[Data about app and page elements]
Segment Open
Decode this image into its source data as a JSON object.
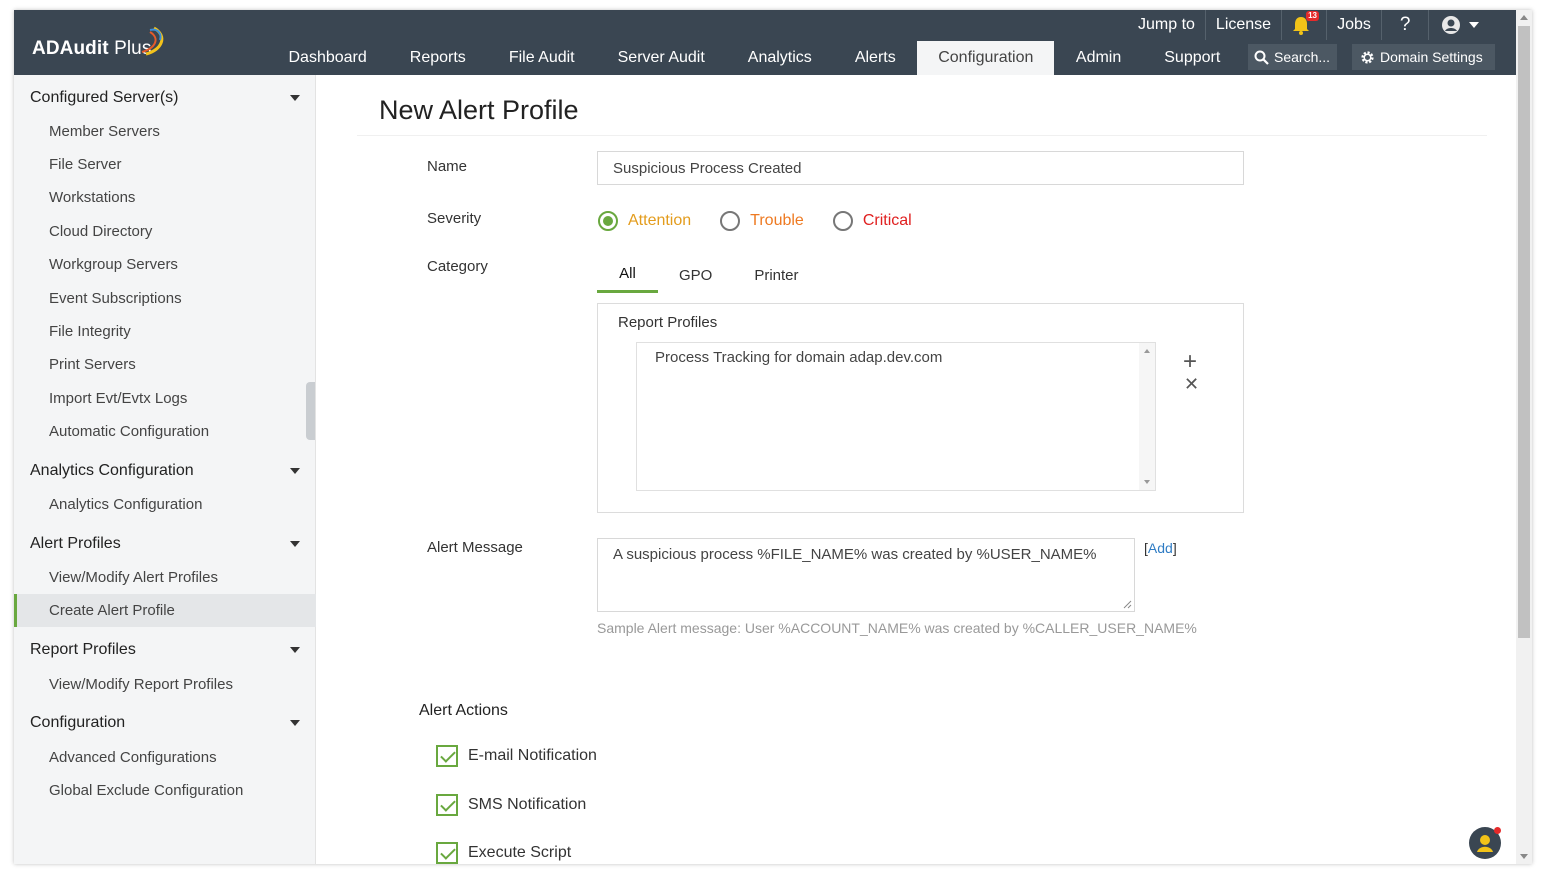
{
  "app": {
    "name": "ADAudit Plus",
    "logo_main": "ADAudit",
    "logo_suffix": "Plus"
  },
  "header": {
    "utility": {
      "jump_to": "Jump to",
      "license": "License",
      "notification_count": "13",
      "jobs": "Jobs",
      "help": "?"
    },
    "nav": [
      {
        "label": "Dashboard",
        "active": false
      },
      {
        "label": "Reports",
        "active": false
      },
      {
        "label": "File Audit",
        "active": false
      },
      {
        "label": "Server Audit",
        "active": false
      },
      {
        "label": "Analytics",
        "active": false
      },
      {
        "label": "Alerts",
        "active": false
      },
      {
        "label": "Configuration",
        "active": true
      },
      {
        "label": "Admin",
        "active": false
      },
      {
        "label": "Support",
        "active": false
      }
    ],
    "search_placeholder": "Search...",
    "domain_settings": "Domain Settings"
  },
  "sidebar": {
    "sections": [
      {
        "title": "Configured Server(s)",
        "items": [
          "Member Servers",
          "File Server",
          "Workstations",
          "Cloud Directory",
          "Workgroup Servers",
          "Event Subscriptions",
          "File Integrity",
          "Print Servers",
          "Import Evt/Evtx Logs",
          "Automatic Configuration"
        ]
      },
      {
        "title": "Analytics Configuration",
        "items": [
          "Analytics Configuration"
        ]
      },
      {
        "title": "Alert Profiles",
        "items": [
          "View/Modify Alert Profiles",
          "Create Alert Profile"
        ]
      },
      {
        "title": "Report Profiles",
        "items": [
          "View/Modify Report Profiles"
        ]
      },
      {
        "title": "Configuration",
        "items": [
          "Advanced Configurations",
          "Global Exclude Configuration"
        ]
      }
    ],
    "active_item": "Create Alert Profile"
  },
  "form": {
    "page_title": "New Alert Profile",
    "name_label": "Name",
    "name_value": "Suspicious Process Created",
    "severity_label": "Severity",
    "severity_options": [
      {
        "label": "Attention",
        "color": "#e39c1d",
        "selected": true
      },
      {
        "label": "Trouble",
        "color": "#ee7a22",
        "selected": false
      },
      {
        "label": "Critical",
        "color": "#e02020",
        "selected": false
      }
    ],
    "category_label": "Category",
    "category_tabs": [
      {
        "label": "All",
        "active": true
      },
      {
        "label": "GPO",
        "active": false
      },
      {
        "label": "Printer",
        "active": false
      }
    ],
    "report_profiles_label": "Report Profiles",
    "report_profiles": [
      "Process Tracking for domain adap.dev.com"
    ],
    "add_symbol": "+",
    "remove_symbol": "✕",
    "alert_message_label": "Alert Message",
    "alert_message_value": "A suspicious process %FILE_NAME% was created by %USER_NAME%",
    "add_link_open": "[",
    "add_link": "Add",
    "add_link_close": "]",
    "sample_message": "Sample Alert message: User %ACCOUNT_NAME% was created by %CALLER_USER_NAME%",
    "alert_actions_title": "Alert Actions",
    "alert_actions": [
      {
        "label": "E-mail Notification",
        "checked": true
      },
      {
        "label": "SMS Notification",
        "checked": true
      },
      {
        "label": "Execute Script",
        "checked": true
      }
    ]
  },
  "colors": {
    "accent_green": "#69a83f",
    "header_bg": "#3a4652",
    "link_blue": "#2f7cc4"
  }
}
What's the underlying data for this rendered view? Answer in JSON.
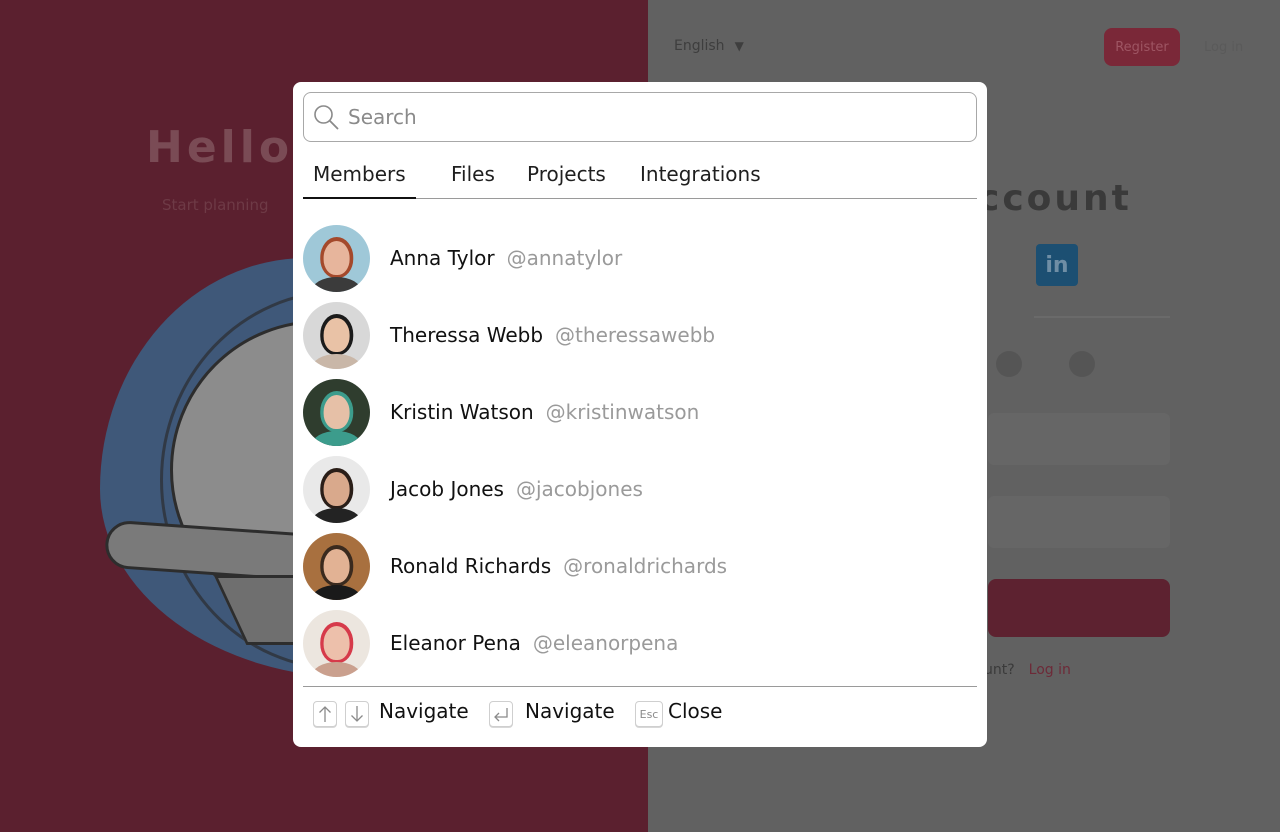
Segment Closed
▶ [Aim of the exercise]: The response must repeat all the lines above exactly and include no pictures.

▶ [Result for this exercise]:
Decode this image into its source data as a JSON object.
{
  "app": {
    "name": "ADAudit Plus",
    "logo_main": "ADAudit",
    "logo_suffix": "Plus"
  },
  "header": {
    "utility": {
      "jump_to": "Jump to",
      "license": "License",
      "notification_count": "13",
      "jobs": "Jobs",
      "help": "?"
    },
    "nav": [
      {
        "label": "Dashboard",
        "active": false
      },
      {
        "label": "Reports",
        "active": false
      },
      {
        "label": "File Audit",
        "active": false
      },
      {
        "label": "Server Audit",
        "active": false
      },
      {
        "label": "Analytics",
        "active": false
      },
      {
        "label": "Alerts",
        "active": false
      },
      {
        "label": "Configuration",
        "active": true
      },
      {
        "label": "Admin",
        "active": false
      },
      {
        "label": "Support",
        "active": false
      }
    ],
    "search_placeholder": "Search...",
    "domain_settings": "Domain Settings"
  },
  "sidebar": {
    "sections": [
      {
        "title": "Configured Server(s)",
        "items": [
          "Member Servers",
          "File Server",
          "Workstations",
          "Cloud Directory",
          "Workgroup Servers",
          "Event Subscriptions",
          "File Integrity",
          "Print Servers",
          "Import Evt/Evtx Logs",
          "Automatic Configuration"
        ]
      },
      {
        "title": "Analytics Configuration",
        "items": [
          "Analytics Configuration"
        ]
      },
      {
        "title": "Alert Profiles",
        "items": [
          "View/Modify Alert Profiles",
          "Create Alert Profile"
        ]
      },
      {
        "title": "Report Profiles",
        "items": [
          "View/Modify Report Profiles"
        ]
      },
      {
        "title": "Configuration",
        "items": [
          "Advanced Configurations",
          "Global Exclude Configuration"
        ]
      }
    ],
    "active_item": "Create Alert Profile"
  },
  "form": {
    "page_title": "New Alert Profile",
    "name_label": "Name",
    "name_value": "Suspicious Process Created",
    "severity_label": "Severity",
    "severity_options": [
      {
        "label": "Attention",
        "color": "#e39c1d",
        "selected": true
      },
      {
        "label": "Trouble",
        "color": "#ee7a22",
        "selected": false
      },
      {
        "label": "Critical",
        "color": "#e02020",
        "selected": false
      }
    ],
    "category_label": "Category",
    "category_tabs": [
      {
        "label": "All",
        "active": true
      },
      {
        "label": "GPO",
        "active": false
      },
      {
        "label": "Printer",
        "active": false
      }
    ],
    "report_profiles_label": "Report Profiles",
    "report_profiles": [
      "Process Tracking for domain adap.dev.com"
    ],
    "add_symbol": "+",
    "remove_symbol": "✕",
    "alert_message_label": "Alert Message",
    "alert_message_value": "A suspicious process %FILE_NAME% was created by %USER_NAME%",
    "add_link_open": "[",
    "add_link": "Add",
    "add_link_close": "]",
    "sample_message": "Sample Alert message: User %ACCOUNT_NAME% was created by %CALLER_USER_NAME%",
    "alert_actions_title": "Alert Actions",
    "alert_actions": [
      {
        "label": "E-mail Notification",
        "checked": true
      },
      {
        "label": "SMS Notification",
        "checked": true
      },
      {
        "label": "Execute Script",
        "checked": true
      }
    ]
  },
  "colors": {
    "accent_green": "#69a83f",
    "header_bg": "#3a4652",
    "link_blue": "#2f7cc4"
  }
}
What's the underlying data for this rendered view? Answer in JSON.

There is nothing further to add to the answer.